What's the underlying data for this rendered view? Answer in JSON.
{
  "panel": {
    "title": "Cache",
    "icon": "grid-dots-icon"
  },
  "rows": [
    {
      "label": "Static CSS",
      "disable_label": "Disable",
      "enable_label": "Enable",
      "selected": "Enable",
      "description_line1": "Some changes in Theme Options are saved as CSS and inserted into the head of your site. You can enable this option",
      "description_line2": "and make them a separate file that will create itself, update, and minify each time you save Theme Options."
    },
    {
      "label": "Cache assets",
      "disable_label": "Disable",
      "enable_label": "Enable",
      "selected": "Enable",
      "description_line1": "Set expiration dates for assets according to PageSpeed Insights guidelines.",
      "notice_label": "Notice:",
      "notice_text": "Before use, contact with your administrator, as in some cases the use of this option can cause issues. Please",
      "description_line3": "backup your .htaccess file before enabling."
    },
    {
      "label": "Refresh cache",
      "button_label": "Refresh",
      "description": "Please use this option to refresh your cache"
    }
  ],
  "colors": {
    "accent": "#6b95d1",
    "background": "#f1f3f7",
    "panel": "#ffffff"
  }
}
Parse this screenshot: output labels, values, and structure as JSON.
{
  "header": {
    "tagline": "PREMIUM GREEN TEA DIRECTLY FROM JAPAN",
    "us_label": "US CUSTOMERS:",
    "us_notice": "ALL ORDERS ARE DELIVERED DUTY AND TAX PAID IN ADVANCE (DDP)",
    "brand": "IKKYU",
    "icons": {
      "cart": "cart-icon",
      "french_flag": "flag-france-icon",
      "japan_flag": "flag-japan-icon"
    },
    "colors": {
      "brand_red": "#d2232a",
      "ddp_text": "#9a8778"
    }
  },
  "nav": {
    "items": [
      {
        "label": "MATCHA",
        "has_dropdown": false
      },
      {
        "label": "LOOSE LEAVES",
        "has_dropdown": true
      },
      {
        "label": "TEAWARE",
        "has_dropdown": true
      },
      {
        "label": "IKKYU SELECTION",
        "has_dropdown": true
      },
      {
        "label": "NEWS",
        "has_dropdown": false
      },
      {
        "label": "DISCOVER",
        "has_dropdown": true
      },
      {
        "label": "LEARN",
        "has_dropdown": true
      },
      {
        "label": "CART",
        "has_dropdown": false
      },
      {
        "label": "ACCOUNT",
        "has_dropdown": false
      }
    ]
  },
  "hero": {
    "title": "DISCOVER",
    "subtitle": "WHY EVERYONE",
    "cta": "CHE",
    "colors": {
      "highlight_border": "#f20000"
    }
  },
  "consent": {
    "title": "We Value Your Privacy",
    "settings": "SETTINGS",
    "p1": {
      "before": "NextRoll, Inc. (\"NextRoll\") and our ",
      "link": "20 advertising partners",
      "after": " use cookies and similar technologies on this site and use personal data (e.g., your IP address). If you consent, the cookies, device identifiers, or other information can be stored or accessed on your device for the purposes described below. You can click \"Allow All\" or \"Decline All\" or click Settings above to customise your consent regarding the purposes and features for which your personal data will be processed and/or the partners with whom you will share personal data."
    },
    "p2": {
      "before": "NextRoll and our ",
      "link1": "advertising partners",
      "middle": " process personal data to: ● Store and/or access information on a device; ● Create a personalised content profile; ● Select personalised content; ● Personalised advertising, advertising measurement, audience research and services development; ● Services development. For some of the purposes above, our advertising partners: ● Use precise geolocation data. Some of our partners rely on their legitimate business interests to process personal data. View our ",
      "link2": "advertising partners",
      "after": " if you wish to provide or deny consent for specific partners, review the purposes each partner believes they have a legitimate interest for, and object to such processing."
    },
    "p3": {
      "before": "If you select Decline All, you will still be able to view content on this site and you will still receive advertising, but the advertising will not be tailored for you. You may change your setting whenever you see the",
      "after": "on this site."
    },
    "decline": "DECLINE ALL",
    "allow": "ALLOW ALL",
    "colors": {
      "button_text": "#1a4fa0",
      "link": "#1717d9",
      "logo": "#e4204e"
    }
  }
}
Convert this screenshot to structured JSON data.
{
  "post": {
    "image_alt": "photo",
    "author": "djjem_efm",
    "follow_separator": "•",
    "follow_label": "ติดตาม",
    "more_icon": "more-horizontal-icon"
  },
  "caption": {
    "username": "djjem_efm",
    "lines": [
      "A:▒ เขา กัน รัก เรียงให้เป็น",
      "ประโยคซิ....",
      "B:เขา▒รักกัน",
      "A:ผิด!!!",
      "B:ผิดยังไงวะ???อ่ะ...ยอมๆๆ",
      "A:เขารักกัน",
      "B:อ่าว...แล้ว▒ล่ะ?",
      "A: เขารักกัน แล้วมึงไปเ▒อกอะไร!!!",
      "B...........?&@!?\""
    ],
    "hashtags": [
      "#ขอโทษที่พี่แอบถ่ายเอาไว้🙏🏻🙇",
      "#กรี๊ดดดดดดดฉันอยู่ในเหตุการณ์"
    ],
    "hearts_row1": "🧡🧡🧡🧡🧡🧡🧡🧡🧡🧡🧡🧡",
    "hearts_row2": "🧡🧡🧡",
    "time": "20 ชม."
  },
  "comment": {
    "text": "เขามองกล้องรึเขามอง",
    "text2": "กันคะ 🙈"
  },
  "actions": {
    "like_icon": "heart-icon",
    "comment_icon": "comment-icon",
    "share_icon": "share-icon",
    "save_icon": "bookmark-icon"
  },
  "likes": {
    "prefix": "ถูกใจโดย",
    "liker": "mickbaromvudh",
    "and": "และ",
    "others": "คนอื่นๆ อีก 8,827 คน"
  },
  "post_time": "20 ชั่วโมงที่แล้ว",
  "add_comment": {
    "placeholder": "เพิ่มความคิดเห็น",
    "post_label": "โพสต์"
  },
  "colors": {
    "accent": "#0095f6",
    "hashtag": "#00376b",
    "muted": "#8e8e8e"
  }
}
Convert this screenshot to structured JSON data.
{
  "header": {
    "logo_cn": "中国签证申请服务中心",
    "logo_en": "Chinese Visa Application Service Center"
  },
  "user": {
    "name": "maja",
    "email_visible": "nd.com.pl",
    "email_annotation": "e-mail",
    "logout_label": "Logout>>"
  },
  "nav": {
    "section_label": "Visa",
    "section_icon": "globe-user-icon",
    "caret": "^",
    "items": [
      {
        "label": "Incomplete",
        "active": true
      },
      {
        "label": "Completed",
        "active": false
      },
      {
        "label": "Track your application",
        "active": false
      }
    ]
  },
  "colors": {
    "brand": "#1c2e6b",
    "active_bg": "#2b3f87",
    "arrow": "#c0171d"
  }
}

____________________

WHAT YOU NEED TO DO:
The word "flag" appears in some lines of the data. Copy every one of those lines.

ANSWER SPACE:
      "french_flag": "flag-france-icon",
      "japan_flag": "flag-japan-icon"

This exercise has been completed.